Of course we checked out the cemetery in Bologna:
where two dead kin consult on how life had turned out for one another:
and where a great memorial from the subterranean up to the sky pays homage to Italian partisans who fought to help liberate their city from the Nazis and their Fascist puppets in April 1945. (Poles were the actual liberators, despite their own territory having just been given away by Churchill to Stalin.)
In town the barking rabbits of Bologna guard a tomb:
Terracotta rhinos and other fantastical animals (made by Claudia Cuzzeri) are on sale:
Wine bars in Bologna are full of illumination for the seeker:
Bologna also has its medical shrines where an ET of our own world sits waiting patiently, pensively:
And in Eataly a triumphal arch of tomato tins awaited me:
I had a tricycle-cart to ride around on, since Eataly is HUGE:
Cristina took an illuminating course on pasta making while I supped at the Poretti pub. Poretti (long since swallowed by the Carlsberg group) produce a wide range of splendid beers. The more mundane ones are starting to penetrate hotels worldwide. Within Italy seek out Poretti, especially the Porter, almost an anagram.
When we visited Eataly, more horses and hens were outside in their pens than people were within the huge mall:
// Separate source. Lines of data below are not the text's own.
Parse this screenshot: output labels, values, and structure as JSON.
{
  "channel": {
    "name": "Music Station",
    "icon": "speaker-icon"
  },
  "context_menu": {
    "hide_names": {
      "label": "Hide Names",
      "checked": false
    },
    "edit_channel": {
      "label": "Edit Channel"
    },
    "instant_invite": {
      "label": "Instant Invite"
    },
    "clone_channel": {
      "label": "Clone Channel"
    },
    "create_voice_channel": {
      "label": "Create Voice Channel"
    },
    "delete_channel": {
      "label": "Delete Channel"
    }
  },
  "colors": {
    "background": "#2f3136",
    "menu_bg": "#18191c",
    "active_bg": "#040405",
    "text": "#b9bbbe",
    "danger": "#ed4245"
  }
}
Eataly is on the outskirts of Bologna. A dedicated bus runs there from the railway station for foodies coming from other parts of Italy, yet daftly no visitor already within the city will find it at all easy to reach Eataly by public transport. As for getting back afterwards…
Within the city we signed up for a 3-hour Mortadella adventure on foot, starting in the main square from in front of the redoubtable statue of Neptune whose thumb sticks out naughtily, erected (ha ha) between 1564 and 1566, a gift to the tourist trade. Neptune’s trident inspired the logo of Maserati luxcars, first established in Bologna in 1914.
I shall name our guide Marco. Marco di Mortadella, who subsequently deleted his advertisement from the internet, alas. Caring little for the meaning of “in front of” Neptune, Marco loitered off round the side, but we finally found him along with an Austrian mother and daughter, charming fellow adventurers. Dashing Marco, with Renaissance hair and a belt of bling, was passionately Bolognese and a great guide as to how to order different sliced types (small, middle, and large which is best) of mortadella in the local speciality shops senza fare uno sbaglio. Marco took us to a mysterious door in a central foodshopping alley marked in Italian “Enter Only If You Drink” which revealed a unique windowless local pub where you could eat your own picnic provided you washed your food down with a glass of wine:
Only three old codgers were in there when we arrived, and they soon went away. We had the secret place to ourselves in the very centre of the old town, much damaged during WW2:
(This photo is by Fabio Franci, who combines old & new photos of exactly the same parts of Bologna).
Viva Marco! He led us to a private place right in the gastronomic heart—that’ll be the right atrium.